Before 1910: Sarah Smith sen. was buried July 16th 1910 aged 62.
Sarah Smith jun. with her bicycle, Sarah Smith sen., in the trap. Even the dog is still in the doorway. You will note that Alfred Smith is standing side to the camera. This hides the fact that he had no left arm.
Alfred E. Smith, the sub-postmaster, and his wife Sarah, had four children, Edward, Ralph, George and Sarah. Sarah, who was known as Aunt Cissie in the family, remained a spinster until she died. Ralph moved to Manchester where he married and had three daughters. Information from Stuart Thomas.

Behind the Post Office before 1910

Sarah jun., Sarah sen. with Alfred in the orchard behind the post office.
Sarah jun., Sarah sen. with Alfred in the orchard behind the post office before 1910.
Kathleen Burt & Syliva Williams The Old Post Office

Alec Burbidge
The Journal of John Albert Greaves There were also the shop and the public house and blacksmith shop but I pulled down completely and rebuilt the shop at a cost of about three hundred pounds

1877 - 1895 Kellys Directory Ephraim Gaskins, shopkeeper

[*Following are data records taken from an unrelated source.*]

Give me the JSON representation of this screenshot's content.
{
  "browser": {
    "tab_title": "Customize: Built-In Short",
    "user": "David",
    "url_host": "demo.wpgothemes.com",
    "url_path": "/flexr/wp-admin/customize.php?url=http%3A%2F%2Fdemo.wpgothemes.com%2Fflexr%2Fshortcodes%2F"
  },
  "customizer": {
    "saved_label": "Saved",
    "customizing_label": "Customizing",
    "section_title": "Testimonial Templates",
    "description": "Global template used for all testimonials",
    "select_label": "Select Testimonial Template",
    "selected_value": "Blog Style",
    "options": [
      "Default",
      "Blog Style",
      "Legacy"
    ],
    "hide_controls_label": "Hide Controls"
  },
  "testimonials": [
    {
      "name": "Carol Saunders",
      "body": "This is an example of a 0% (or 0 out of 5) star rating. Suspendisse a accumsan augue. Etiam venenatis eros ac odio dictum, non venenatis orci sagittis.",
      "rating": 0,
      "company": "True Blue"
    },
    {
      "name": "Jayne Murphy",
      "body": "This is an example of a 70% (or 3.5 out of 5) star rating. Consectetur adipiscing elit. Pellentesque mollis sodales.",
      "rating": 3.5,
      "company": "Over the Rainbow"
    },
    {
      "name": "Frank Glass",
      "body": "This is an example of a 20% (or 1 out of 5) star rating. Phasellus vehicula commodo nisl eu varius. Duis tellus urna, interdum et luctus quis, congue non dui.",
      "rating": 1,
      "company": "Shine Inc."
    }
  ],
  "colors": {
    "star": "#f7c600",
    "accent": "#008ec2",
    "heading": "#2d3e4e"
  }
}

1899 Kellys Directory Mrs. Harriet Gascoyne shopkeeper

1901 census Harriett Gascoyne, widow aged 70 was Shopkeeper & Postmistress

1911 cenus Alfred Smith widower aged 56 was Sub Postmaster his daughter Sarah single aged 29 General Stores

1915 Kelly's Directory Miss Sarah Smith, shopkeeper, Post Office

1916 Mr. Birch

Alec Burbidge (image left) ran the shop for a number of years - he moved with his family to Castlethorpe in January 1944.

I have paid off two thousand pounds more making five thousand in all and two thousand pounds remains as yet upon the estate now, June 1889, which if I do not clear must be left to my successors who will then take the estate less burdened than I had it. The cottages too, were many of them very old and ruinous and I have rebuilt a fair portion of the village which my successor will have the benefit. The blacksmith's was an old thatched house so too the Tithe houses in Q Square. The next row adjoining were very miserable places with upstairs windows on the floor level the houses opposite I had reslated tho' I ought to have pulled them down, I improved the next. The shop down street I pulled down and rebuilt at a cost of two hundred eighty pounds (this is the Post Office) and I have put barns and out buildings to most of the others. I have worked at a disadvantage through not being on the spot. The cottages are now too small but the rents are small also. Some widows still pay six pence a week and some nine pence. We want better houses but agricultural laborer cannot pay sufficient rent yet the sanitary inspectors pursue us with their investigations of which however, I do not complain. The village is low and the drainage is always a difficulty and I am placed at a disadvantage in not owning the land behind the cottages.
Taken from: The Journal of the Revd. John A. Greaves 1829 - 1893 (page 47).